The story is not over, but there seems to be real promise that use value and a right to the waterfront, and therefore a right to at least part of the city, is being secured for the citizenry, as opposed to a waterfront made primarily into a commodity by the dominance of exchange value and a capitulation to capitalist accumulation strategies. The randomness of play and encounter, the sense of belonging, the very flow of people, tourists, locals, workers, leisure seekers, homeless, skate punks, wealthy diners, and middle-class consumers, together with the myriad activists, agencies, and businesses involved in the waterfront create an instance, even if in a small way, of what Henri Lefebvre called an oeuvre—the city as a work, an assemblage of many functions, made by its people. Whether the transformation of San Francisco's waterfront represents hope for and the possibilities of an "urban revolution," or is just an isolated pocket of minor resistance, remains to be seen.
43. Walker, “Another Round of Globalization in San Francisco."
44. Don Mitchell and Lynn A. Staehelii have described the removal of homeless in downtown San Diego as part of a "Clean and Safe" business improvement district program as replacing the traditional regulation of private property with "a privatized set of rules of exclusion, and a form of violence-perhaps potential-that while retaining state sanction, is nonetheless left in the hands of private individuals" ("Clean and Safe?

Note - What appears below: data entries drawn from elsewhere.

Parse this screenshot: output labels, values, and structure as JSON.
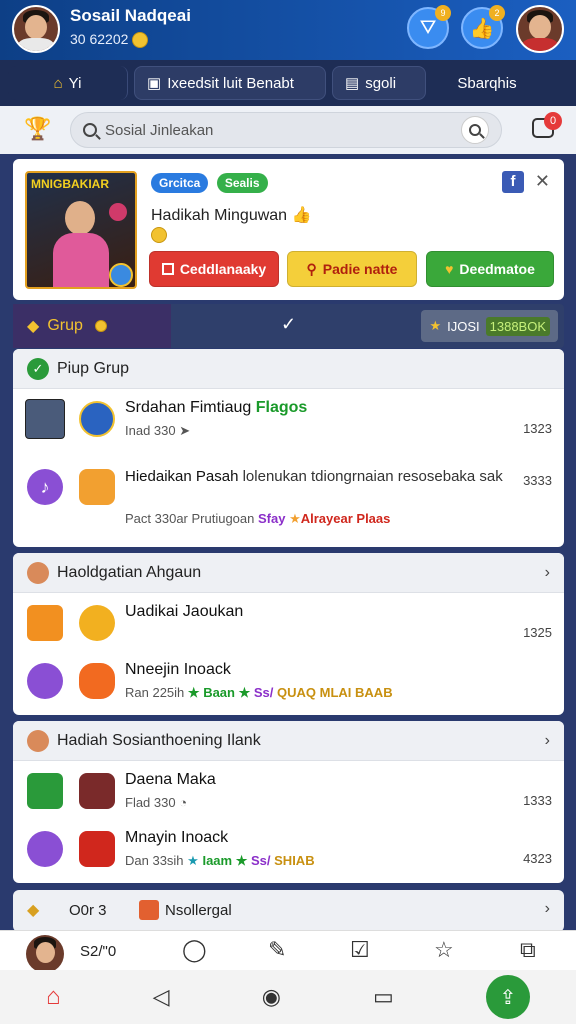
{
  "header": {
    "name": "Sosail Nadqeai",
    "sub": "30 62202",
    "badge_a": "9",
    "badge_b": "2"
  },
  "tabs": [
    {
      "icon": "home-icon",
      "label": "Yi"
    },
    {
      "icon": "image-icon",
      "label": "Ixeedsit luit Benabt"
    },
    {
      "icon": "folder-icon",
      "label": "sgoli"
    },
    {
      "label": "Sbarqhis"
    }
  ],
  "search": {
    "placeholder": "Sosial Jinleakan",
    "notif_count": "0"
  },
  "promo": {
    "poster_title": "MNIGBAKIAR",
    "chip1": "Grcitca",
    "chip2": "Sealis",
    "title": "Hadikah Minguwan",
    "btn_red": "Ceddlanaaky",
    "btn_yellow": "Padie natte",
    "btn_green": "Deedmatoe"
  },
  "group_bar": {
    "label": "Grup",
    "count_label": "IJOSI",
    "count_value": "1388BOK"
  },
  "section1": {
    "header": "Piup Grup",
    "rows": [
      {
        "title": "Srdahan Fimtiaug",
        "title_tag": "Flagos",
        "meta": "Inad 330",
        "num": "1323"
      },
      {
        "title": "Hiedaikan Pasah",
        "title_rest": "lolenukan tdiongrnaian resosebaka sak",
        "meta": "Pact 330ar Prutiugoan",
        "tag1": "Sfay",
        "tag2": "Alrayear Plaas",
        "num": "3333"
      }
    ]
  },
  "section2": {
    "header": "Haoldgatian Ahgaun",
    "rows": [
      {
        "title": "Uadikai Jaoukan",
        "num": "1325"
      },
      {
        "title": "Nneejin Inoack",
        "meta": "Ran 225ih",
        "tag1": "Baan",
        "tag2": "Ss/",
        "tag3": "QUAQ MLAI BAAB"
      }
    ]
  },
  "section3": {
    "header": "Hadiah Sosianthoening Ilank",
    "rows": [
      {
        "title": "Daena Maka",
        "meta": "Flad 330",
        "num": "1333"
      },
      {
        "title": "Mnayin Inoack",
        "meta": "Dan 33sih",
        "tag1": "Iaam",
        "tag2": "Ss/",
        "tag3": "SHIAB",
        "num": "4323"
      }
    ]
  },
  "section4": {
    "label_a": "O0r 3",
    "label_b": "Nsollergal"
  },
  "bottom": {
    "counter": "S2/\"0"
  }
}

Property Redevelopment, Public Space, and Homelessness in Downtown San Diego," in Low and Smith, Politics of Public Space, 165.)
45. One small exception is the sea-creature-themed anti-skate-board features placed into low walls. They are a sign of the obvious, that even use value has its contestations—in this case, the decision was to reduce maintenance costs and, in some places, ensure seating is not co-opted by one group. Then again, no skate park yet exists on the waterfront.
46. David Harvey, "The Political Economy of Public Space," in Low and Smith, Politics of Public Space.
47. Harvey, "The Right to the City." Harvey borrows from Robert Park to make this point.